Even more exciting was that for this second ever Design Ethos Conference Scott was initiating a new element: the Do-ference. OK it’s a silly name, but it got the point across: rather than just the typical days of keynote speakers and panels with a lot of schmoozing and backslapping Scott had the crazy idea to actually do something with the talent he was amassing.
The visiting designers, myself included, would not only give talks to the attendees of the conference, but be broken into six groups to work with local students and community members on real projects over the course of the 3 days we were there.
(continues after the break)
He is one of the most innovative contemporary graphical artists, the sage, the thinking man’s designer: Stefan Sagmeister. His most radical work was a poster he created for his lecture in Detroit 1999. The invitation text was scratched into the skin of his torso, then photographed with a large format camera, which made every pore and every drop of blood clearly visible.
Let’s see what Stefan Sagmeister tells us about his life’s lessons thus far.
Lecture on the Department of Design’s introduction course for the new MA students “Wellbeing in the Age of Wicked Problems”. That was in Aalto in Finland.
The course was about the theme of wellbeing, the complex challenges and opportunities that design faces today and tomorrow. Design is now more thought as a strategic and public activity, where in the projects we recognise the needs of the other client, the humankind.
John Thackara is a writer, speaker and design producer, and director of Doors of Perception. He is blogger at Design Observer and he is the author of twelve books including In The Bubble: Designing In A Complex World and Wouldn’t It Be Great If….
Osocio visitors who are familiar with social design know Emily Pilloton. She is founder of Project H, the project to help develop effective design solutions for people who need it most.
In 2009 Emily also wrote Design Revolution, a book about 100-plus objects and systems designed to make people’s lives better.
Earlier this year she spoke at TEDGlobal about her move to rural Bertie County, in North Carolina USA. She’s teaching a design-build class that engages high schoolers’ minds and bodies while bringing smart design and new opportunities to the poorest county in the state.
She strongly believe in these 6 assumptions and practice them all in Bertie Country:
More about the project in this article from Emily Pilloton at design mind.
Related post: Hippo Roller by Project H Design
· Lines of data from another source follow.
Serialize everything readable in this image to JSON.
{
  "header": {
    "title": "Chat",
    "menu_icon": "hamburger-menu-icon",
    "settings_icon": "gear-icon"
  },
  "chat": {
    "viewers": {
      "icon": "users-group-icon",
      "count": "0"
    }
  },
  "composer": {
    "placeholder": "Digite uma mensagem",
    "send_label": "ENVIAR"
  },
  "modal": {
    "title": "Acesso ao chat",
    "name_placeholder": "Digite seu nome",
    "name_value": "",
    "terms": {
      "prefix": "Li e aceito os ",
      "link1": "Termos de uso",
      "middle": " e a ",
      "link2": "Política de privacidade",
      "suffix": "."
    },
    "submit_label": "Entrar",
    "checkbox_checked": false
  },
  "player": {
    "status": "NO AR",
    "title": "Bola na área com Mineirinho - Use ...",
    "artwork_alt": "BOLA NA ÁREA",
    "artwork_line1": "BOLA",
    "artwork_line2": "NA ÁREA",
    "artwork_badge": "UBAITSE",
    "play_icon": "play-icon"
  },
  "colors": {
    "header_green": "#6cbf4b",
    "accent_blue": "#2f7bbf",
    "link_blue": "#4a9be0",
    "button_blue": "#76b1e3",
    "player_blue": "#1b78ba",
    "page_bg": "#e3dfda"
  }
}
For the last six years I’ve taught a class on socially conscious design at Virginia Commonwealth University called Design Rebels. I created the class after teaching general design classes and seeing that no one was talking about the issues that drove me to start my on socially conscious design firm in 2001. Namely that design is an extremely powerful tool for affecting change in the world and designers need to be making conscious choices about how and for whom they do this work.
Through readings, discussions, presentations, and self-directed community projects, Design Rebels introduces the students to the range of gray areas they will encounter in their professional lives. But when I started the class the only book that really dealt with the related issues was Naomi Kline’s No Logo and it was not directed specifically towards designers. Lacking a proper textbook I created a course pack culled from dozens of books and articles that represented the range of issues that I wanted to class to discuss. And every year I have added and removed articles attempting to refine it into a functional handbook for the students, while keeping an eye out for something to fill the void.